■ **Data extracts**:
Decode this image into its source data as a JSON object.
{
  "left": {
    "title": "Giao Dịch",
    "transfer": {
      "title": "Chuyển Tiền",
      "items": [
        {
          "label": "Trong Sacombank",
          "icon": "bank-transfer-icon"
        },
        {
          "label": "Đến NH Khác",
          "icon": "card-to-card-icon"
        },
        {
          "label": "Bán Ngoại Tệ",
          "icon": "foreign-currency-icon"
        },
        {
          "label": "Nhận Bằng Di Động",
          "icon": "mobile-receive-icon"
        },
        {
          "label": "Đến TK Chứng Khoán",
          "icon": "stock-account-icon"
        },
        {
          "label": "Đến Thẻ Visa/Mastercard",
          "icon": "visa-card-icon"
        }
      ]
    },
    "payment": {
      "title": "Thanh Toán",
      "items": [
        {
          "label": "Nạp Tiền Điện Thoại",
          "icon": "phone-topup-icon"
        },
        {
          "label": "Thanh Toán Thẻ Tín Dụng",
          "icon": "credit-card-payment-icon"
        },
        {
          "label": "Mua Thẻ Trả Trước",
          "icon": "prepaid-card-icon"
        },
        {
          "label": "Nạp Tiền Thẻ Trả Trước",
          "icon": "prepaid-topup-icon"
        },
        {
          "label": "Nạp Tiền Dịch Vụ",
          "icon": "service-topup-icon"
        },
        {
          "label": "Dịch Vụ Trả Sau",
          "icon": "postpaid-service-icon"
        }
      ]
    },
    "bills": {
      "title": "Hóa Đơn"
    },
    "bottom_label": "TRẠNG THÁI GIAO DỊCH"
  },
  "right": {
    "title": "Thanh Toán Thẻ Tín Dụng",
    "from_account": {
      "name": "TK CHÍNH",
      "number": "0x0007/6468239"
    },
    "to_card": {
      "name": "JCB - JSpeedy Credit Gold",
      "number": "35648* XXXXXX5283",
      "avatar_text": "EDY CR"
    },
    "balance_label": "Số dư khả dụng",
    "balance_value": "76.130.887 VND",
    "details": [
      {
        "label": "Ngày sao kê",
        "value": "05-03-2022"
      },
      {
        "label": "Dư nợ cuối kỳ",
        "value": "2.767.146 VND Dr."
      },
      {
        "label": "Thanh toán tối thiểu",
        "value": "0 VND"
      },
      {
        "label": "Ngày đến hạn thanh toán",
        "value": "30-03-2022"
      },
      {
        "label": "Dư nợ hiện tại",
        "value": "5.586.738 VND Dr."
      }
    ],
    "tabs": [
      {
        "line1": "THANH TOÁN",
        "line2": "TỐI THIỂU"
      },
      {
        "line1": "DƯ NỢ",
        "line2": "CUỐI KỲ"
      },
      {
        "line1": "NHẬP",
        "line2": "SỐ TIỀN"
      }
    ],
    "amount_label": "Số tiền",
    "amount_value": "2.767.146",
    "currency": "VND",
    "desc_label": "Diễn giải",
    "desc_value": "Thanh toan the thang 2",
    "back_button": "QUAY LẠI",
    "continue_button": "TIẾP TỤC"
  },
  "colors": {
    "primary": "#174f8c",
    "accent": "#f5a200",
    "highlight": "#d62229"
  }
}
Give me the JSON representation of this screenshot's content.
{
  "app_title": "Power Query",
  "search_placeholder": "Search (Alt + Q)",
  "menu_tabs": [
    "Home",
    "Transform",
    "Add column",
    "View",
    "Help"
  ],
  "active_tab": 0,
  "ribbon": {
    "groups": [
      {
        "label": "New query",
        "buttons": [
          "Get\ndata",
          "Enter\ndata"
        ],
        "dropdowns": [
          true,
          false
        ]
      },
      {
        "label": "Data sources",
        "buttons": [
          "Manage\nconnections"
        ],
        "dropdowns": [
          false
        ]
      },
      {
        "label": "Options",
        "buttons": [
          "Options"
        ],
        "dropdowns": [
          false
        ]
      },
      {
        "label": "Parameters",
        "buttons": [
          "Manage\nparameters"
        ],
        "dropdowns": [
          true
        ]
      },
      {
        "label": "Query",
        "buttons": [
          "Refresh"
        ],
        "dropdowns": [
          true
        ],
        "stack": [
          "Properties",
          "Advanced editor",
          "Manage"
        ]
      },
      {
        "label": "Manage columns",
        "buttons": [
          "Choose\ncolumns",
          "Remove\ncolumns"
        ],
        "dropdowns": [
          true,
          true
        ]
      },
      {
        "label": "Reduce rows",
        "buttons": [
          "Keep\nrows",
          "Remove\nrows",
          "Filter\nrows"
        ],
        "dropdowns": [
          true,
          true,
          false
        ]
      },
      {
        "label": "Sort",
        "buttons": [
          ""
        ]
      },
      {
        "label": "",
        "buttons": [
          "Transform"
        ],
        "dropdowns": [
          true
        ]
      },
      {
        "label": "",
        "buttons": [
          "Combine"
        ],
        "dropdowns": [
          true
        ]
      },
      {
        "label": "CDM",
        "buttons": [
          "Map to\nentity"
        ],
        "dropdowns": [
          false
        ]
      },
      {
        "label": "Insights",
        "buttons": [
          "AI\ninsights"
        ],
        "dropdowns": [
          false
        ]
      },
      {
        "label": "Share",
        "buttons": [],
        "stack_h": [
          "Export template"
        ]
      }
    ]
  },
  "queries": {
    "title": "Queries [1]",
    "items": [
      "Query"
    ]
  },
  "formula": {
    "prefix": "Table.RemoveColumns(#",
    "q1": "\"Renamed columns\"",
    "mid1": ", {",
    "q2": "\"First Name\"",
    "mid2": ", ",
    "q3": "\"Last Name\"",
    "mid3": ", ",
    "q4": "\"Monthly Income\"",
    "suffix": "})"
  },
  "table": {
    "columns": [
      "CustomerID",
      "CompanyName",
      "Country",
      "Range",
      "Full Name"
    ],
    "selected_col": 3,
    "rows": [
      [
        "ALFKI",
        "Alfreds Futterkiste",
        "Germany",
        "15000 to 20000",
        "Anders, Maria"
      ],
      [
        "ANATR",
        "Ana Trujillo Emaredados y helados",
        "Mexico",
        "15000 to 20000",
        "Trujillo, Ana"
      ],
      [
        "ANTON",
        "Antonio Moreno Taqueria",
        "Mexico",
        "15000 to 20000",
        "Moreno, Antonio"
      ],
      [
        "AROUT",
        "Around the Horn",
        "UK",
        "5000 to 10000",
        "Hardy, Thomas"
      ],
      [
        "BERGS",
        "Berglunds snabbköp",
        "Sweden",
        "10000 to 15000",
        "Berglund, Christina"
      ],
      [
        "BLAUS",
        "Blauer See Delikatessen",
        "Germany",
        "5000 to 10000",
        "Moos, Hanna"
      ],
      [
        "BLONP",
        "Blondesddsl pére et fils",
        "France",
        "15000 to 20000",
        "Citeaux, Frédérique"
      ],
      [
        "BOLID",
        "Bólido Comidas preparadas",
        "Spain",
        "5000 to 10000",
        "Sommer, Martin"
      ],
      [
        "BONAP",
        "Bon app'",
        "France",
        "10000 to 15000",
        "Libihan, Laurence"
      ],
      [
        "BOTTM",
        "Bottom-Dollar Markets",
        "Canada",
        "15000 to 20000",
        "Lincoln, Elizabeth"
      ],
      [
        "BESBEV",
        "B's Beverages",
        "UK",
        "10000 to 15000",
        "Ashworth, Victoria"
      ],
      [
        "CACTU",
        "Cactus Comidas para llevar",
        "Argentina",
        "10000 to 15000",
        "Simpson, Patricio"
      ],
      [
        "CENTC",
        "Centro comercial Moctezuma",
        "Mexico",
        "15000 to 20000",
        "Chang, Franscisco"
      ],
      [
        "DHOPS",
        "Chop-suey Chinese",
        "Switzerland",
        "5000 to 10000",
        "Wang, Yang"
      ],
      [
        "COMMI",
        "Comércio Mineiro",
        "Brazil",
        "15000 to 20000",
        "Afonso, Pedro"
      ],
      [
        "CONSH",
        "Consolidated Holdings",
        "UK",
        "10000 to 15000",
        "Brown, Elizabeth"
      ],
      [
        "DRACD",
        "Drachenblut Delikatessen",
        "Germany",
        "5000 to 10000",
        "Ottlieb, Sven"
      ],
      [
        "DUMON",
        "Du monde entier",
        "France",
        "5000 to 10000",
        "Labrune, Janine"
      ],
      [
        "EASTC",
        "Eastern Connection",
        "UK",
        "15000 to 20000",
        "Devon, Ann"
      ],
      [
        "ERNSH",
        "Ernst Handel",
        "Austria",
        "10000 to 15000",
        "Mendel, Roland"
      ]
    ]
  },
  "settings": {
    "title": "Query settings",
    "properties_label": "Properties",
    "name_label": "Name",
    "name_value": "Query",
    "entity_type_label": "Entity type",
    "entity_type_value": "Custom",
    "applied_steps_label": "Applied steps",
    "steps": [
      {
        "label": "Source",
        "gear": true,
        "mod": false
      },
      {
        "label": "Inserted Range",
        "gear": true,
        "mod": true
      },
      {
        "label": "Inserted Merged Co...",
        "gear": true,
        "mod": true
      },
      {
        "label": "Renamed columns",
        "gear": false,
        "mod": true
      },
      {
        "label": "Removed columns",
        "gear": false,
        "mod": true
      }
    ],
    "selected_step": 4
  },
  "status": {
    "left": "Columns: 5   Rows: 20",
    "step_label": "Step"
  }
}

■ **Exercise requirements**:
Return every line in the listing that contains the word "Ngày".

■ **Task answer**:
        "label": "Ngày sao kê",
        "label": "Ngày đến hạn thanh toán",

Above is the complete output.